▶ **Task objective**
Reproduce every entry precisely as written.
____________________
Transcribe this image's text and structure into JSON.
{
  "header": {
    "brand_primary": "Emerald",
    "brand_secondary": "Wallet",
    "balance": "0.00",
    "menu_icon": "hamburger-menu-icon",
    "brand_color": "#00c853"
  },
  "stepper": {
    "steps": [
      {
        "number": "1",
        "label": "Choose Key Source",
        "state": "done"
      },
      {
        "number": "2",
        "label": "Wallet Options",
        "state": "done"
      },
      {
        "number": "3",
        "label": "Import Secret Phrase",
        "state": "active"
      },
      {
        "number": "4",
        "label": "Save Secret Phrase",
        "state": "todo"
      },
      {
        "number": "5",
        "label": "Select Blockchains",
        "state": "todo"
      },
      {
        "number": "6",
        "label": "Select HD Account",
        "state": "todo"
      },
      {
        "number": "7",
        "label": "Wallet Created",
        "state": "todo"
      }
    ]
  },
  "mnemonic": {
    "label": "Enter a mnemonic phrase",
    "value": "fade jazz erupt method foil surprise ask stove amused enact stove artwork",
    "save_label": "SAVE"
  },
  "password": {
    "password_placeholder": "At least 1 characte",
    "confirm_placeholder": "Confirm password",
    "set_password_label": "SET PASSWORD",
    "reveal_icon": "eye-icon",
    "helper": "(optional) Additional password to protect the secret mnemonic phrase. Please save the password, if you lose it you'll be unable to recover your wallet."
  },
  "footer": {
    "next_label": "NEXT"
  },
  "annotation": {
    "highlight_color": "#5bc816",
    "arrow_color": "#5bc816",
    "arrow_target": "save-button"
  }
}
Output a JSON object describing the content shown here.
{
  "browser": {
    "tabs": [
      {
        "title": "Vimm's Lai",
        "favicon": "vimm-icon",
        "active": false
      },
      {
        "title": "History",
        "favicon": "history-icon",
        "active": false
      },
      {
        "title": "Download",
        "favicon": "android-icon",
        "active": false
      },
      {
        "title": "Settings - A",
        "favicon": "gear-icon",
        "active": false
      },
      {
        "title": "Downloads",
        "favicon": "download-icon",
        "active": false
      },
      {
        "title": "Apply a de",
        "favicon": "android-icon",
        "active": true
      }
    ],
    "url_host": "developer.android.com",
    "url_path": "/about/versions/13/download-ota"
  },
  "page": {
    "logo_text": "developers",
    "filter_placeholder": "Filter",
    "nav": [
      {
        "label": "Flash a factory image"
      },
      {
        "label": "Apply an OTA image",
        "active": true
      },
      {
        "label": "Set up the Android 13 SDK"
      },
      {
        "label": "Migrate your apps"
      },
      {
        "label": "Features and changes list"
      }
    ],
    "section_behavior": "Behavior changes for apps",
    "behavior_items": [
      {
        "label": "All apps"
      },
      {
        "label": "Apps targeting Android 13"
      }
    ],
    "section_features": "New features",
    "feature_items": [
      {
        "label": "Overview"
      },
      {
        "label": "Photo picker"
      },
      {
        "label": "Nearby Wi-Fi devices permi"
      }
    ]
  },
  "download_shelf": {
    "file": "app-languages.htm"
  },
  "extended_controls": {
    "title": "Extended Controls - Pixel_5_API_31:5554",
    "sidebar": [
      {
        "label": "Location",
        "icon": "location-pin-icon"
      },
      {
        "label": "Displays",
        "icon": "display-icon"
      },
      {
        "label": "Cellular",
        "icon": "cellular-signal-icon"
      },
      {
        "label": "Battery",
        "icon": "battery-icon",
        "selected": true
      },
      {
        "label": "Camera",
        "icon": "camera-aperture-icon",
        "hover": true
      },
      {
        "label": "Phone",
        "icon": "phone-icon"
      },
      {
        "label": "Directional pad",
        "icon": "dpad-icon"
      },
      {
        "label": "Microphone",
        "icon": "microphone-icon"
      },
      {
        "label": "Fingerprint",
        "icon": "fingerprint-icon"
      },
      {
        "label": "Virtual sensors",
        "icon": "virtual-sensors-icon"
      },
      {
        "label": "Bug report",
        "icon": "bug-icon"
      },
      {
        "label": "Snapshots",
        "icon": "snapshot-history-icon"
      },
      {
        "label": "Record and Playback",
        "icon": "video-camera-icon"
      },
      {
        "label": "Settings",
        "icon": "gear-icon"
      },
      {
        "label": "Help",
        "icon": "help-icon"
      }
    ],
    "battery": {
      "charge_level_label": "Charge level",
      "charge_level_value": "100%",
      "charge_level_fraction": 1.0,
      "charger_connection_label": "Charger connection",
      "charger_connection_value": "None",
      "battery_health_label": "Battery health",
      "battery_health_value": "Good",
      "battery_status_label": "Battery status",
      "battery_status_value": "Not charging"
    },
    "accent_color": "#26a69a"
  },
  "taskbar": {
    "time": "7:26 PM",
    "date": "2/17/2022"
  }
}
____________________
▶ **Answer to this problem**
Transcribe this image's text and structure into JSON.
{
  "header": {
    "brand_primary": "Emerald",
    "brand_secondary": "Wallet",
    "balance": "0.00",
    "menu_icon": "hamburger-menu-icon",
    "brand_color": "#00c853"
  },
  "stepper": {
    "steps": [
      {
        "number": "1",
        "label": "Choose Key Source",
        "state": "done"
      },
      {
        "number": "2",
        "label": "Wallet Options",
        "state": "done"
      },
      {
        "number": "3",
        "label": "Import Secret Phrase",
        "state": "active"
      },
      {
        "number": "4",
        "label": "Save Secret Phrase",
        "state": "todo"
      },
      {
        "number": "5",
        "label": "Select Blockchains",
        "state": "todo"
      },
      {
        "number": "6",
        "label": "Select HD Account",
        "state": "todo"
      },
      {
        "number": "7",
        "label": "Wallet Created",
        "state": "todo"
      }
    ]
  },
  "mnemonic": {
    "label": "Enter a mnemonic phrase",
    "value": "fade jazz erupt method foil surprise ask stove amused enact stove artwork",
    "save_label": "SAVE"
  },
  "password": {
    "password_placeholder": "At least 1 characte",
    "confirm_placeholder": "Confirm password",
    "set_password_label": "SET PASSWORD",
    "reveal_icon": "eye-icon",
    "helper": "(optional) Additional password to protect the secret mnemonic phrase. Please save the password, if you lose it you'll be unable to recover your wallet."
  },
  "footer": {
    "next_label": "NEXT"
  },
  "annotation": {
    "highlight_color": "#5bc816",
    "arrow_color": "#5bc816",
    "arrow_target": "save-button"
  }
}
Output a JSON object describing the content shown here.
{
  "browser": {
    "tabs": [
      {
        "title": "Vimm's Lai",
        "favicon": "vimm-icon",
        "active": false
      },
      {
        "title": "History",
        "favicon": "history-icon",
        "active": false
      },
      {
        "title": "Download",
        "favicon": "android-icon",
        "active": false
      },
      {
        "title": "Settings - A",
        "favicon": "gear-icon",
        "active": false
      },
      {
        "title": "Downloads",
        "favicon": "download-icon",
        "active": false
      },
      {
        "title": "Apply a de",
        "favicon": "android-icon",
        "active": true
      }
    ],
    "url_host": "developer.android.com",
    "url_path": "/about/versions/13/download-ota"
  },
  "page": {
    "logo_text": "developers",
    "filter_placeholder": "Filter",
    "nav": [
      {
        "label": "Flash a factory image"
      },
      {
        "label": "Apply an OTA image",
        "active": true
      },
      {
        "label": "Set up the Android 13 SDK"
      },
      {
        "label": "Migrate your apps"
      },
      {
        "label": "Features and changes list"
      }
    ],
    "section_behavior": "Behavior changes for apps",
    "behavior_items": [
      {
        "label": "All apps"
      },
      {
        "label": "Apps targeting Android 13"
      }
    ],
    "section_features": "New features",
    "feature_items": [
      {
        "label": "Overview"
      },
      {
        "label": "Photo picker"
      },
      {
        "label": "Nearby Wi-Fi devices permi"
      }
    ]
  },
  "download_shelf": {
    "file": "app-languages.htm"
  },
  "extended_controls": {
    "title": "Extended Controls - Pixel_5_API_31:5554",
    "sidebar": [
      {
        "label": "Location",
        "icon": "location-pin-icon"
      },
      {
        "label": "Displays",
        "icon": "display-icon"
      },
      {
        "label": "Cellular",
        "icon": "cellular-signal-icon"
      },
      {
        "label": "Battery",
        "icon": "battery-icon",
        "selected": true
      },
      {
        "label": "Camera",
        "icon": "camera-aperture-icon",
        "hover": true
      },
      {
        "label": "Phone",
        "icon": "phone-icon"
      },
      {
        "label": "Directional pad",
        "icon": "dpad-icon"
      },
      {
        "label": "Microphone",
        "icon": "microphone-icon"
      },
      {
        "label": "Fingerprint",
        "icon": "fingerprint-icon"
      },
      {
        "label": "Virtual sensors",
        "icon": "virtual-sensors-icon"
      },
      {
        "label": "Bug report",
        "icon": "bug-icon"
      },
      {
        "label": "Snapshots",
        "icon": "snapshot-history-icon"
      },
      {
        "label": "Record and Playback",
        "icon": "video-camera-icon"
      },
      {
        "label": "Settings",
        "icon": "gear-icon"
      },
      {
        "label": "Help",
        "icon": "help-icon"
      }
    ],
    "battery": {
      "charge_level_label": "Charge level",
      "charge_level_value": "100%",
      "charge_level_fraction": 1.0,
      "charger_connection_label": "Charger connection",
      "charger_connection_value": "None",
      "battery_health_label": "Battery health",
      "battery_health_value": "Good",
      "battery_status_label": "Battery status",
      "battery_status_value": "Not charging"
    },
    "accent_color": "#26a69a"
  },
  "taskbar": {
    "time": "7:26 PM",
    "date": "2/17/2022"
  }
}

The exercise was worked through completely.